▶ _Your assignment_:
If a line in the records below contains the word "Remaining", copy it.
** Opening Records to use block **
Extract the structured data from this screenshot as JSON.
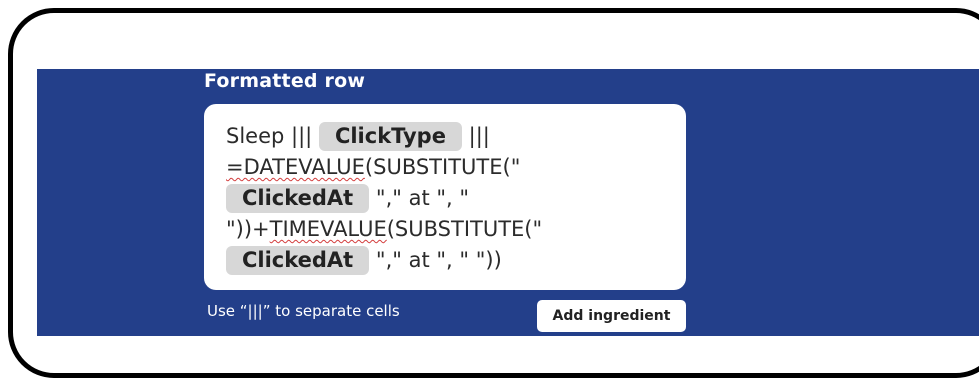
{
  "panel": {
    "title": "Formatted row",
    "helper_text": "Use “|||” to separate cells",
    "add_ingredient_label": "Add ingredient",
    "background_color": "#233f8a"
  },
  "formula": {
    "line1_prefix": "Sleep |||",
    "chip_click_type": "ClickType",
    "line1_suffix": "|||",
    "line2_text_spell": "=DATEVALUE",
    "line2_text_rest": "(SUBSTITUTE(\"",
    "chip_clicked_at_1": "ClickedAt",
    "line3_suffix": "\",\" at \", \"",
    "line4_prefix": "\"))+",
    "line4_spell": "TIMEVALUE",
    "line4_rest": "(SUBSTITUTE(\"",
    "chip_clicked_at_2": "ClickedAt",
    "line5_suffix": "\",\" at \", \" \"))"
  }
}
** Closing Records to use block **
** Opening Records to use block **
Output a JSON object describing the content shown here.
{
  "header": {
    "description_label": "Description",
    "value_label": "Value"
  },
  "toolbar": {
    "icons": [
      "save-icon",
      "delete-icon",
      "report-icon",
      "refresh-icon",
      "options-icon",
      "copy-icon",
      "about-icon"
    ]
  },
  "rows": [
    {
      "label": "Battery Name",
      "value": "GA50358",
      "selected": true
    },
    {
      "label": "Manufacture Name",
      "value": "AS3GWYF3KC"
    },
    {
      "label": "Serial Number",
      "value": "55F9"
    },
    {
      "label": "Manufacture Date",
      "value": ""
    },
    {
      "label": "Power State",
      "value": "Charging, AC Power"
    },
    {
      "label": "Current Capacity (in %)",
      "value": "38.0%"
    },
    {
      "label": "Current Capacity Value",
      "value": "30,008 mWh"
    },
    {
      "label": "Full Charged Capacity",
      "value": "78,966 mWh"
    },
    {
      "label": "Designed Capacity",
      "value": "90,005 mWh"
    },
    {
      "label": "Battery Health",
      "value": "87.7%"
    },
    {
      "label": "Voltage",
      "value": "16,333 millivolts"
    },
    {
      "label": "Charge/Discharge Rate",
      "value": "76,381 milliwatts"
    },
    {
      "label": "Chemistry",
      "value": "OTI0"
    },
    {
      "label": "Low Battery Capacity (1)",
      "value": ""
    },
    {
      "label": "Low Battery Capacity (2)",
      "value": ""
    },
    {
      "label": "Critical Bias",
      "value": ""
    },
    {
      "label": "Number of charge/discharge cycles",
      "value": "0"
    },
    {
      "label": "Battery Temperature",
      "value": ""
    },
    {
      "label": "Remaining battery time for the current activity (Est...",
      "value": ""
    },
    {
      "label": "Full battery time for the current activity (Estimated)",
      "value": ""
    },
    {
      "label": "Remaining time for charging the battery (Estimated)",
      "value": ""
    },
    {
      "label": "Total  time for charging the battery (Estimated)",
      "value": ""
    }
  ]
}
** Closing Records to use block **
▶ _Output of the exercise_:
      "label": "Remaining battery time for the current activity (Est...",
      "label": "Remaining time for charging the battery (Estimated)",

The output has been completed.